Isle of Sark
We set off to Sark, not really sure what I was going to find, but what a lovely surprise when we arrived after a short flight from Gatwick to Guernsey, then a 50-minute ferry to Sark.
I did know there were no cars, just tractors, 96 of them, bikes, and the occasional electric trike. The population is about 600 come or go a few, but what a peaceful, charming place.
It does take a few minutes to adjust to the fact that you have to bike or walk anywhere. The bike shop is very helpful, just remember to lock them up! No the don’t get stolen, then get borrowed, so I’m told…

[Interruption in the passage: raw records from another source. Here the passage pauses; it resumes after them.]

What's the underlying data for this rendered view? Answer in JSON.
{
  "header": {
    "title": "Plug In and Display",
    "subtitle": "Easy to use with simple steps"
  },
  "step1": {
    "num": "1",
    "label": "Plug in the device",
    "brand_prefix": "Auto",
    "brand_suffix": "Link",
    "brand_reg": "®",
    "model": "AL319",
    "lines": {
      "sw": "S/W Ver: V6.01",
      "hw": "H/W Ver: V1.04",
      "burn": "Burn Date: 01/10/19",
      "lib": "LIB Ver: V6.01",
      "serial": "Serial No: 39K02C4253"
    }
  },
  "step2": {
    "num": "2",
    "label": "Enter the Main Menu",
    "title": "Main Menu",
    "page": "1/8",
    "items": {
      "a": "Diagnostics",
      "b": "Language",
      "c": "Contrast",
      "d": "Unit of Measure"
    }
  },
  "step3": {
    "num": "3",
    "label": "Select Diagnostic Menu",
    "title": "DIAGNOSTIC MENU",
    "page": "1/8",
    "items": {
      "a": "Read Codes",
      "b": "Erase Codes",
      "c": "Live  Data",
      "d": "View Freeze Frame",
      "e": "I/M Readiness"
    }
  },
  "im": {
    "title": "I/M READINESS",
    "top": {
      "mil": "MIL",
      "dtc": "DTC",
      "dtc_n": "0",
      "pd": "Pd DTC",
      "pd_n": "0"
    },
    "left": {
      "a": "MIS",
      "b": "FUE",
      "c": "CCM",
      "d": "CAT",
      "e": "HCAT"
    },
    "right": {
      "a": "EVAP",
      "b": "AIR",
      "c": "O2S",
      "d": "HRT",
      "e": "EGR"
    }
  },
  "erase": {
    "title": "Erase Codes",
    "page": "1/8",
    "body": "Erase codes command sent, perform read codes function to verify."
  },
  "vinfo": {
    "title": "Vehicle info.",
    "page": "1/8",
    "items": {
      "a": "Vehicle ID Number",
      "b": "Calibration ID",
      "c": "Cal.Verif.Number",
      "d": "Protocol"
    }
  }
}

I was staying at the Stocks hotel about 5 minutes from the main street, if you can call it that. Downhill through the meadow is a quiet dusty track, past a couple of shops, a bakery and a restaurant. A fabulous makeover for a beautiful house, the current owners have spent a lot of money renovating the hotel. Its many rooms are nicely decorated, the bistro and restaurants offer modern up to date food (new chef Byron has only been at the helm for a few weeks) and a swimming pool complete with a water slide for the kids.
The grounds are small, but well looked after, the staff charming, polite if slightly nervous.
Breakfast has a good offering, from the full works to woodland mushrooms on toast. Unfortunately, I did not get a chance to eat dinner, just a light lunch or local brill with a few slightly undercooked vegetables. I did have a Ploughman’s the size of 2 main courses that included 3 kinds of cheese, fish mousse, bread, pickles, fruit, all very nice. Paul, the manager and part-owner, Byron the chef and all the staff, could not have been more helpful, so my thanks to them, nothing was a problem. We filmed the last piece to camera with some of the people I had met.
We then spent hours filming pieces to camera, falling off bikes, and eating some great food.
Two delicious meals at Tides Bistro in the main avenue, including Risotto Nero with squid and scallops and calves liver, not a combination I have cooked, but worked well apart from the raw cabbage sprinkled over.
And our final meal at the Aval du Creux hotel, very smart and brand new. I ate scallops and black pudding, then lobster and herbs, finishing with a very light cheesecake. Again, nicely cooked and presented well with charming staff.
Julie from the tourist board met us as 3 tractors and took all our bags, then off for a quick lunch at The bistro (Julie’s sister) of scallops and Chorizo, very good indeed, impeccable scallops and lovely coffee.
My thanks also go to John, Bo (Jack Russel) Graham for taking us fishing for scallops and jumping back into the water to film some underwater shots. He also made us ceviche of bass and scallops on the boat on the way back to harbour, how wonderfully fresh.
Andrew for his Bean Jar, recipe below, a simple Sark dish of haricot beans, pork shoulder or trotter, bay leaves, onion and water, then cooked for 10 -12 hours, how delicious it was. Elsie cooked me a Gache Melee Bramley apple suet cake with thick unpasteurised island cream; how delicious it was. Alex and Helen (owners of the Stocks) kindly lent us their house, orchard, and garden to film these unusual Sark dishes.
Zoe, the secretary at the Autumn fair, let us film the awards being presented and then let me taste many cakes, scones and biscuits.
I discovered that driver Phillip and George, who loves vanilla ice cream, found the lovely horse and let us film it around the island. His patience was amazing.
I cooked John’s Sark scallops with Bramley apple sauce and black pudding for my guests to say thank you, all washed down with Jim’s local ginger wine.
What gem of a place, and I implore you to take the short trip from Guernsey and spend a night or two here. It’s worth it just for the fact that there are no cars, no street lights, and the tractors stop between the hours of 10 pm to 6 am. Apart from the doctor!!